**Exercise description**
Every line in the entries where "JSON" is found should be copied.

----

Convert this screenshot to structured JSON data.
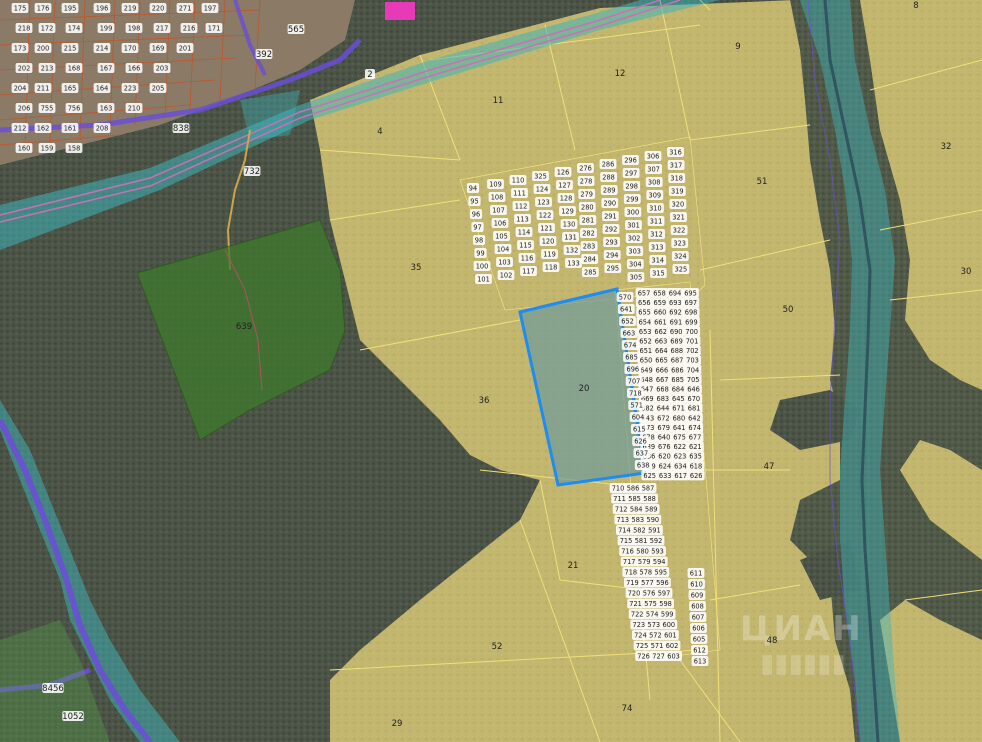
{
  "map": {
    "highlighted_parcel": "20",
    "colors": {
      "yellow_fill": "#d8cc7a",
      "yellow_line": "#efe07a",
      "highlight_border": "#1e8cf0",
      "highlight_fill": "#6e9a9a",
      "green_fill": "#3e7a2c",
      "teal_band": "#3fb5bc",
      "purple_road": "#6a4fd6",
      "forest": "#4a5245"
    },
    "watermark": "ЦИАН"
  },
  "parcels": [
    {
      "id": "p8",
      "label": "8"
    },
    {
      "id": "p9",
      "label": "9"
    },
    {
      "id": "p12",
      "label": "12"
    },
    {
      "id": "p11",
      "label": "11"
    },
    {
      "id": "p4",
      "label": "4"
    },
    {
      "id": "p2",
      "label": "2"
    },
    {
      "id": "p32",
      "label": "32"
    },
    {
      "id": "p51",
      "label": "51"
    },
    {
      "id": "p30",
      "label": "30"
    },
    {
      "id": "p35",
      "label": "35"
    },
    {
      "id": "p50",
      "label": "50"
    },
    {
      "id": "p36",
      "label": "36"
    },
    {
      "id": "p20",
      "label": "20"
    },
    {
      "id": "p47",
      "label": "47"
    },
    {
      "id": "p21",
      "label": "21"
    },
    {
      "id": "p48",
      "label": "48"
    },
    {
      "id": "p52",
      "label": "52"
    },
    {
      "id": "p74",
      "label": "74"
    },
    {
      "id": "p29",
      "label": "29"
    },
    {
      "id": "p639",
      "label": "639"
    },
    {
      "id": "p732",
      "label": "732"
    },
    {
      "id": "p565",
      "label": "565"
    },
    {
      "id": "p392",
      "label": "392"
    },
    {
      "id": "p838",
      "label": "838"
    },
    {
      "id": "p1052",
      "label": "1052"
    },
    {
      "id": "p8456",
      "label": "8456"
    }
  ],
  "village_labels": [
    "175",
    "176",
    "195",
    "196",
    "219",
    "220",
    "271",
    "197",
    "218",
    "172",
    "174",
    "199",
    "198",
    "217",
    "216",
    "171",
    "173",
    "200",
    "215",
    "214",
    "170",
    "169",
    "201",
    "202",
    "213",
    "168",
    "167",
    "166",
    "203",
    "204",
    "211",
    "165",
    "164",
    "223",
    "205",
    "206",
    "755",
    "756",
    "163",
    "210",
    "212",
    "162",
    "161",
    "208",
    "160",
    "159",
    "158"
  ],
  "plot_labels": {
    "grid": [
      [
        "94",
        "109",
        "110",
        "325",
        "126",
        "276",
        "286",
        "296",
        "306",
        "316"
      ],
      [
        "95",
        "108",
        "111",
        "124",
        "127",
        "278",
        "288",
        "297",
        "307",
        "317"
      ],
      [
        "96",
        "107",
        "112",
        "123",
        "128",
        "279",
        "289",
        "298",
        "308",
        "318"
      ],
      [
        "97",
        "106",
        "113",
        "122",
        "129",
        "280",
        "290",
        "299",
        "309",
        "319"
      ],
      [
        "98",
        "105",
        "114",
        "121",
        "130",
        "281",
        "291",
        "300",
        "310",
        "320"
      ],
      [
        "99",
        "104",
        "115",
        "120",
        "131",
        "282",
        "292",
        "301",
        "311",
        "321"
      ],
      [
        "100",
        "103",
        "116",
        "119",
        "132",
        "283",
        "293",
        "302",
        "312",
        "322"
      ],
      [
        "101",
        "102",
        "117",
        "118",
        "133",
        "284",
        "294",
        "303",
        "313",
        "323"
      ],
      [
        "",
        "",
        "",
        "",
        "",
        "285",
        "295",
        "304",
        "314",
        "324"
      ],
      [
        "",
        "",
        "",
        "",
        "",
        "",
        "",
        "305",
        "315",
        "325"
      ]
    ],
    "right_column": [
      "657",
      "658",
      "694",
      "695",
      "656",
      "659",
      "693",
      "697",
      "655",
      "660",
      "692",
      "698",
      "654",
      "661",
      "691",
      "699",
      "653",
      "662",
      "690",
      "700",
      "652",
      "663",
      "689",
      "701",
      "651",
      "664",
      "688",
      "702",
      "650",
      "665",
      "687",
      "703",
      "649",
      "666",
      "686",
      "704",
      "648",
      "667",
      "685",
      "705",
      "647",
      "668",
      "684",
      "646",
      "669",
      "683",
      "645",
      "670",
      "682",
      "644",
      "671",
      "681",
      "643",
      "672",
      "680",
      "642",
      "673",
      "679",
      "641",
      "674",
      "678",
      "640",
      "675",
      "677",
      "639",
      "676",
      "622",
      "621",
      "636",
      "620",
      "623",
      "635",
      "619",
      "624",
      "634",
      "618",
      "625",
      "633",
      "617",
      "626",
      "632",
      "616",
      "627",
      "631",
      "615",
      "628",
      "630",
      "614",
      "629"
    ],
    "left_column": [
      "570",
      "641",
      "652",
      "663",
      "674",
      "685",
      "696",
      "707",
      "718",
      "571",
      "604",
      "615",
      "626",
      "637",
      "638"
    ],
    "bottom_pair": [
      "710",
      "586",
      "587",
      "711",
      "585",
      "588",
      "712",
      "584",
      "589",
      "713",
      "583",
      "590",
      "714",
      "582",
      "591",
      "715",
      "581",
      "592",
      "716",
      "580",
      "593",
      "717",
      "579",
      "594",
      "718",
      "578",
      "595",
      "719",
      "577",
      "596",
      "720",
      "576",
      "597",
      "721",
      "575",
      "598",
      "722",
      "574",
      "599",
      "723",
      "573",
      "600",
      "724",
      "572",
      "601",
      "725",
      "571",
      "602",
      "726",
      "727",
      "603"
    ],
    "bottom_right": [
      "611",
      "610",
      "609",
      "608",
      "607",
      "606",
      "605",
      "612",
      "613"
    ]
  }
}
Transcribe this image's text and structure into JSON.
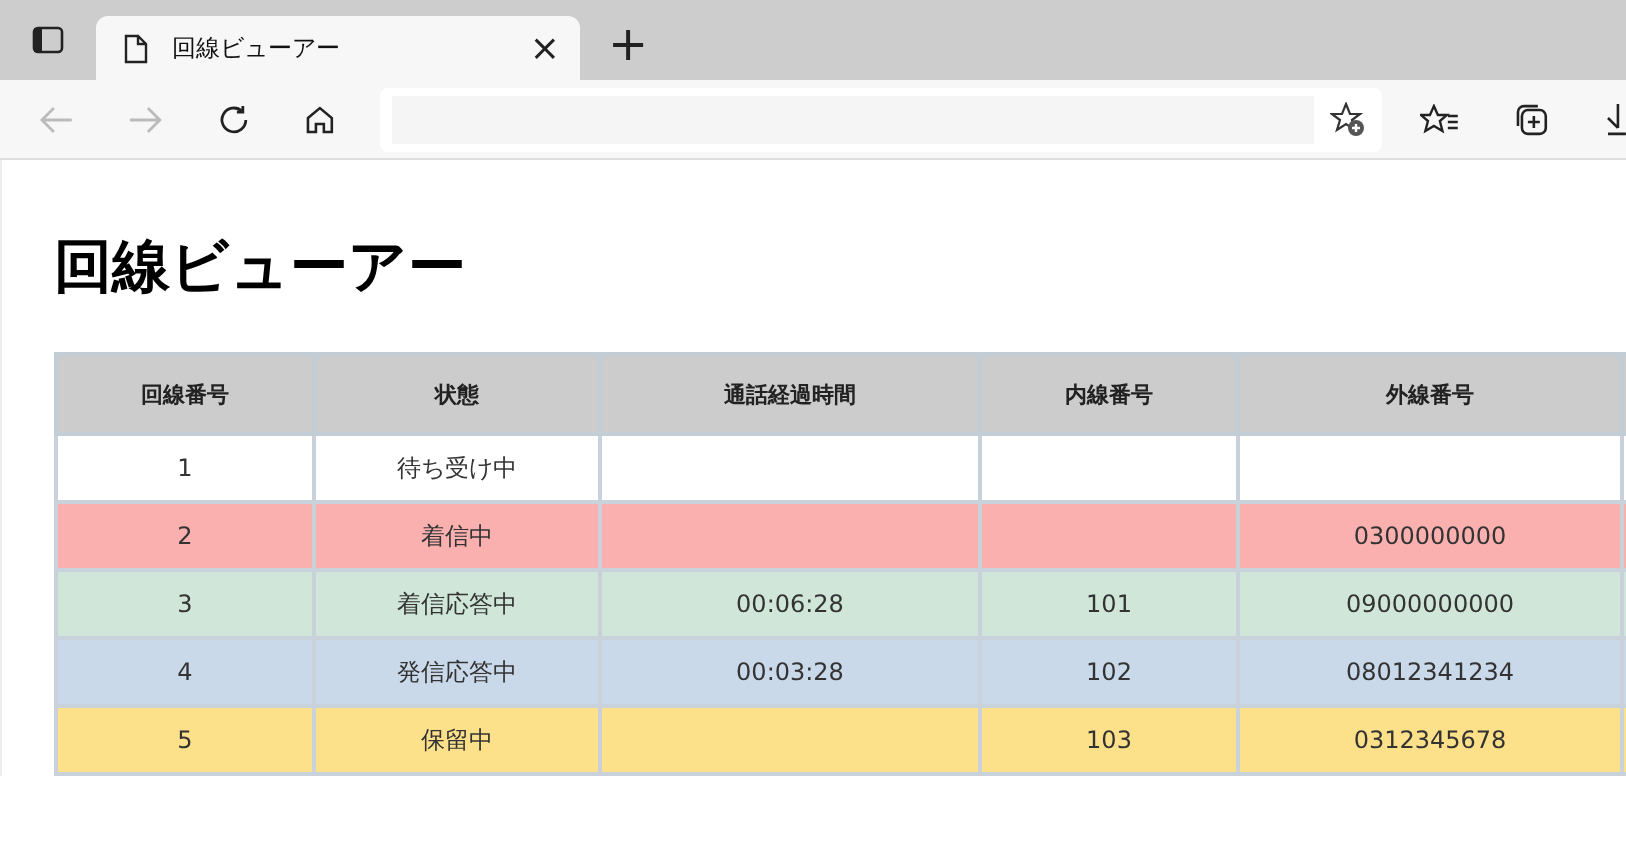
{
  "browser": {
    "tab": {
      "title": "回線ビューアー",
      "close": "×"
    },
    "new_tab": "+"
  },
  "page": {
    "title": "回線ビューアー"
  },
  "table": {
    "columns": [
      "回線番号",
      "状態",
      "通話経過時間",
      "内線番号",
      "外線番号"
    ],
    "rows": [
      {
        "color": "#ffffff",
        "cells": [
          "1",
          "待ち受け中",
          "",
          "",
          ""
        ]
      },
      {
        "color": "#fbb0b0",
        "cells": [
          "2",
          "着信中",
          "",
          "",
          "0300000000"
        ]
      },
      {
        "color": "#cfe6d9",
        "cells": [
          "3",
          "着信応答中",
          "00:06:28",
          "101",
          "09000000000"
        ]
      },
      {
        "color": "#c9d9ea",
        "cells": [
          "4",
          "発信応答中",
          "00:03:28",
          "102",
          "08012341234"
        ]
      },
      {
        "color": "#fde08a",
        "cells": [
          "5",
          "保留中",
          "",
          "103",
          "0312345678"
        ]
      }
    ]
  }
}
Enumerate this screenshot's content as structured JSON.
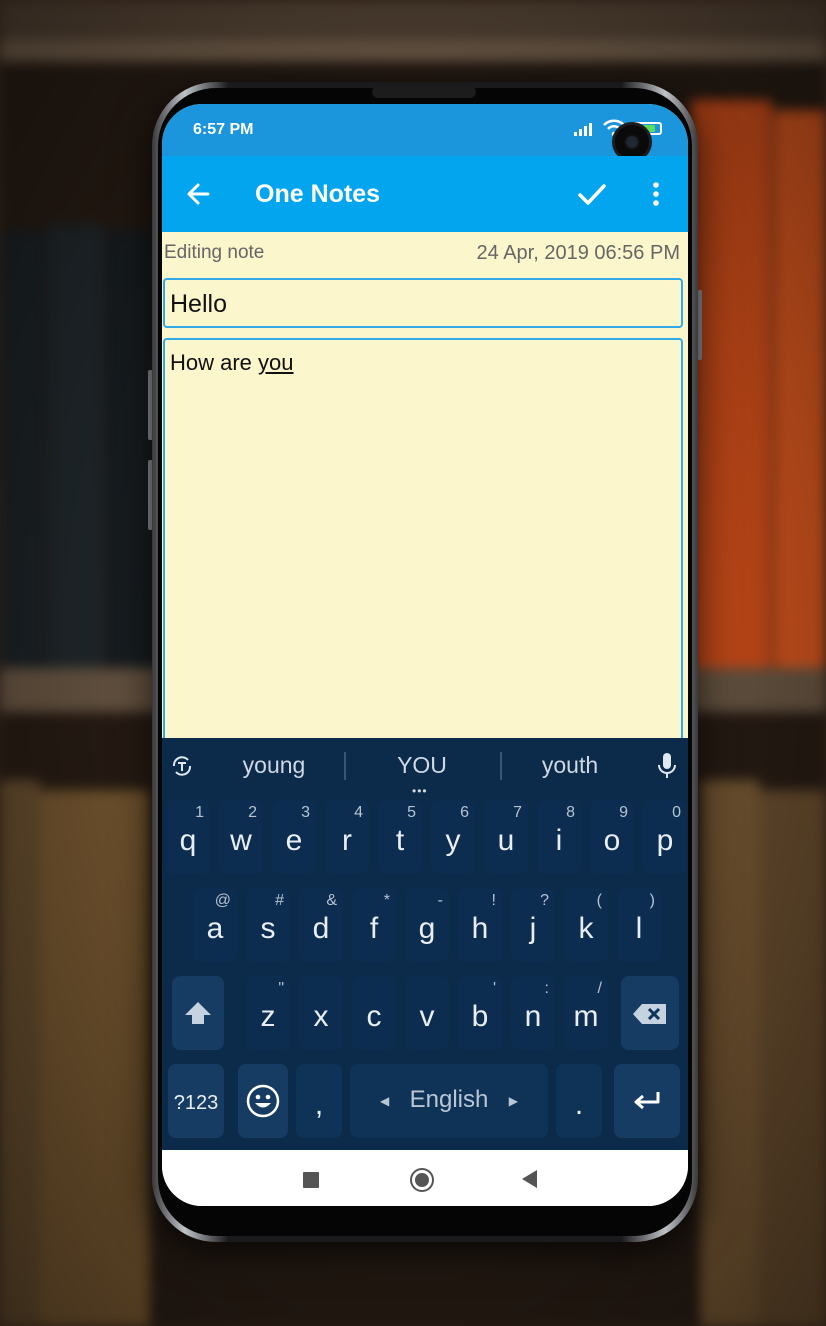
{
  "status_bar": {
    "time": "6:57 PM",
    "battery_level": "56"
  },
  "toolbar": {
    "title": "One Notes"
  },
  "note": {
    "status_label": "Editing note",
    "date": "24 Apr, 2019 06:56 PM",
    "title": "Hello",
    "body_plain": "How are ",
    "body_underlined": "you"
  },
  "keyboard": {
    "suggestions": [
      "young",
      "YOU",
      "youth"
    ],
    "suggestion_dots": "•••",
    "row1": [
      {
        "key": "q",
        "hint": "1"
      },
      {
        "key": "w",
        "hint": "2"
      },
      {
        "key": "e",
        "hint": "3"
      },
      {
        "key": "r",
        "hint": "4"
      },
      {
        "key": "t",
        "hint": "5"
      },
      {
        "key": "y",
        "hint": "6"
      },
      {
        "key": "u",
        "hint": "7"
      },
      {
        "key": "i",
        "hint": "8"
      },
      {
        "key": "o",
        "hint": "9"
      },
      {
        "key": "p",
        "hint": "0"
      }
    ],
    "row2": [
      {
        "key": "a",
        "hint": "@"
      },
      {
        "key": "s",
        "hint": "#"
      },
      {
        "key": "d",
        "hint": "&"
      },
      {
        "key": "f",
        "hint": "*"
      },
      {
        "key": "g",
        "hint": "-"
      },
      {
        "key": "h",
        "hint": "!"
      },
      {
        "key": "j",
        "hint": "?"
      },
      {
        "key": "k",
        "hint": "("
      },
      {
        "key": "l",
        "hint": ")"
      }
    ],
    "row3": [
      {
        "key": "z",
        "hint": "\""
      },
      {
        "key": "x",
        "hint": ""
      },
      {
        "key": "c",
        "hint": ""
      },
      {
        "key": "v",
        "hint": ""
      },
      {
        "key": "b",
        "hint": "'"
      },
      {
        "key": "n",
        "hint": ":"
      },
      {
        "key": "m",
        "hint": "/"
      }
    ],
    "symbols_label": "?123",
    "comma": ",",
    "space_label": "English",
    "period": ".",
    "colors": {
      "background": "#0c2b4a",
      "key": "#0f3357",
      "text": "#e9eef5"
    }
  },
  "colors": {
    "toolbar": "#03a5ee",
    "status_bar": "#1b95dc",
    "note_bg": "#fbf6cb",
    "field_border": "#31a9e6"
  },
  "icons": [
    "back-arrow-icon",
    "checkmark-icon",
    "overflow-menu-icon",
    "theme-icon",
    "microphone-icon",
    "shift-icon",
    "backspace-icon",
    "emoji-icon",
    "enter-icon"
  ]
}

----

**Result for this exercise**
Convert this screenshot to structured JSON data.
Transcribe this image's text and structure into JSON.
Enumerate this screenshot's content as structured JSON.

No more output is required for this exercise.